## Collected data
+ + + +

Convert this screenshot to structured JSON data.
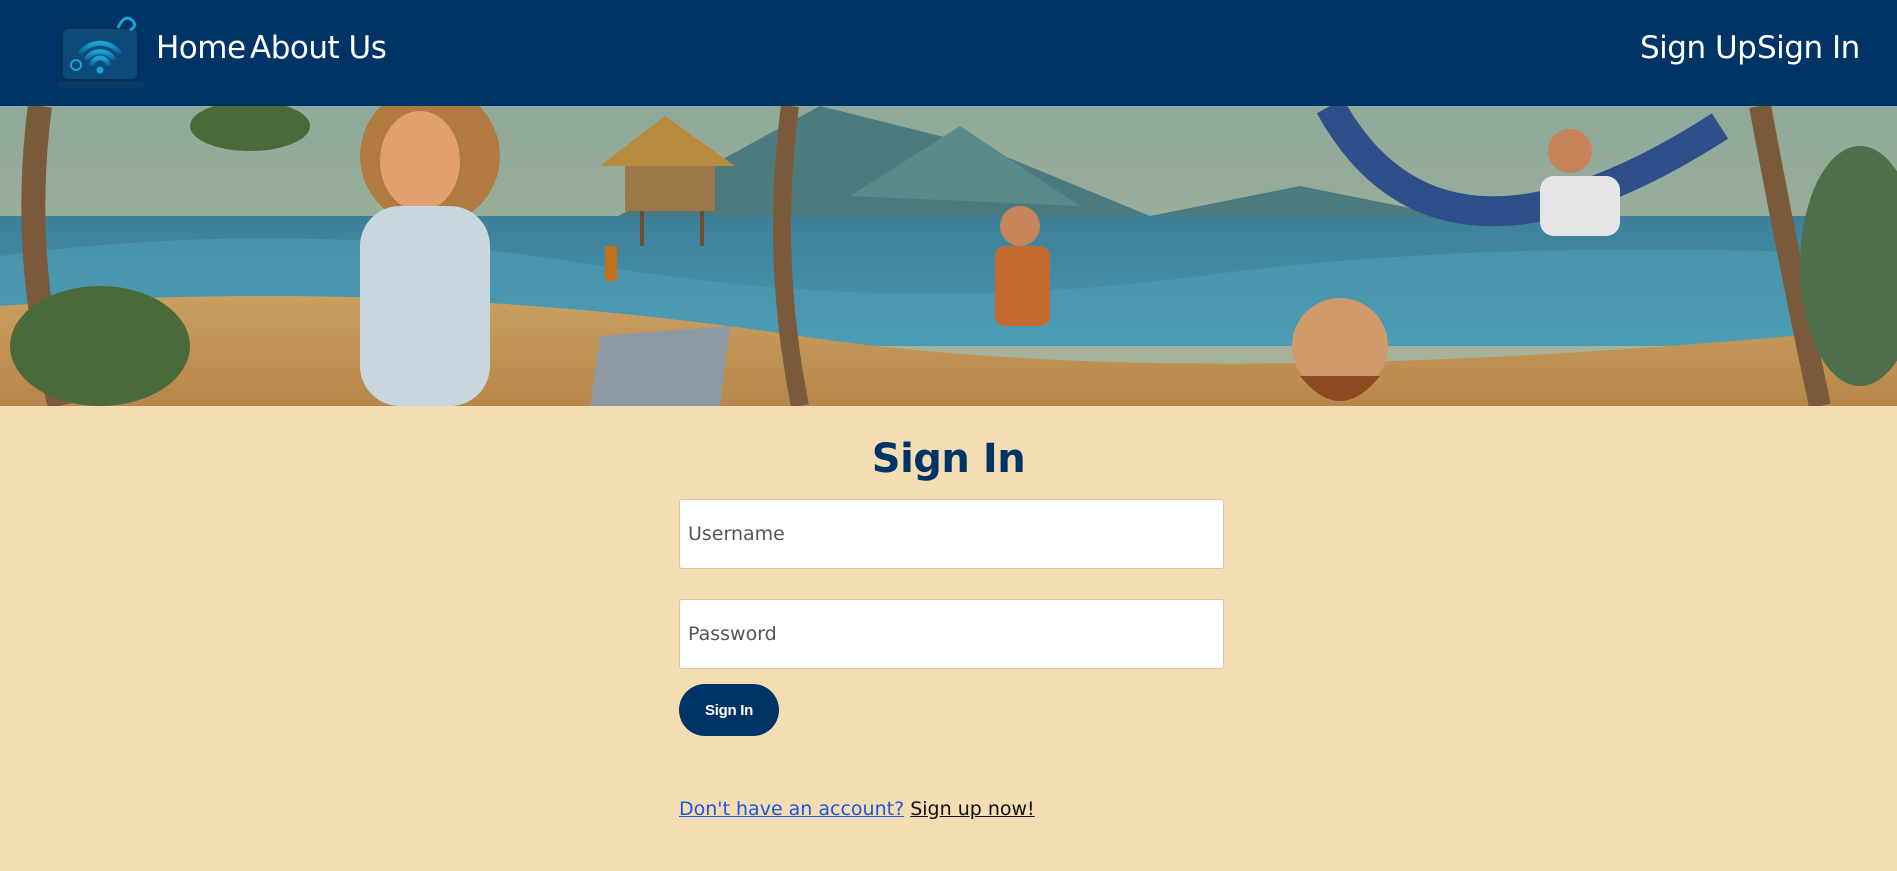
{
  "nav": {
    "home_label": "Home",
    "about_label": "About Us",
    "signup_label": "Sign Up",
    "signin_label": "Sign In"
  },
  "form": {
    "title": "Sign In",
    "username_placeholder": "Username",
    "password_placeholder": "Password",
    "submit_label": "Sign In",
    "prompt_text": "Don't have an account?",
    "signup_link_text": "Sign up now!"
  },
  "colors": {
    "nav_bg": "#003366",
    "page_bg": "#f5ddb3",
    "accent": "#003366",
    "link": "#1a55e0"
  },
  "icons": {
    "logo": "wifi-laptop-camera-logo"
  }
}
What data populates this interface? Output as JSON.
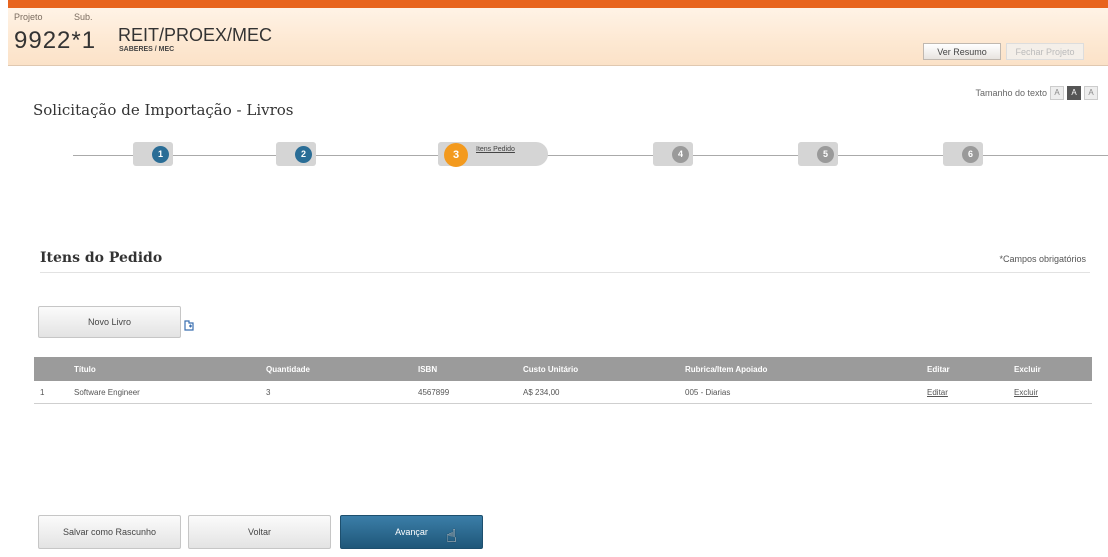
{
  "header": {
    "project_label": "Projeto",
    "sub_label": "Sub.",
    "project_number": "9922*1",
    "title": "REIT/PROEX/MEC",
    "subtitle": "SABERES / MEC",
    "view_summary": "Ver Resumo",
    "disabled_button": "Fechar Projeto"
  },
  "text_size": {
    "label": "Tamanho do texto",
    "small": "A",
    "medium": "A",
    "large": "A"
  },
  "page_title": "Solicitação de Importação - Livros",
  "steps": [
    {
      "num": "1"
    },
    {
      "num": "2"
    },
    {
      "num": "3",
      "label": "Itens Pedido"
    },
    {
      "num": "4"
    },
    {
      "num": "5"
    },
    {
      "num": "6"
    }
  ],
  "section": {
    "title": "Itens do Pedido",
    "required_note": "*Campos obrigatórios",
    "new_book": "Novo Livro"
  },
  "table": {
    "headers": [
      "",
      "Título",
      "Quantidade",
      "ISBN",
      "Custo Unitário",
      "Rubrica/Item Apoiado",
      "Editar",
      "Excluir"
    ],
    "rows": [
      [
        "1",
        "Software Engineer",
        "3",
        "4567899",
        "A$ 234,00",
        "005 - Diarias",
        "Editar",
        "Excluir"
      ]
    ]
  },
  "footer": {
    "save_draft": "Salvar como Rascunho",
    "back": "Voltar",
    "next": "Avançar"
  }
}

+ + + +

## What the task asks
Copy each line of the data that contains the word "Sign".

## The answer
    "signup_label": "Sign Up",
    "signin_label": "Sign In"
    "title": "Sign In",
    "submit_label": "Sign In",
    "signup_link_text": "Sign up now!"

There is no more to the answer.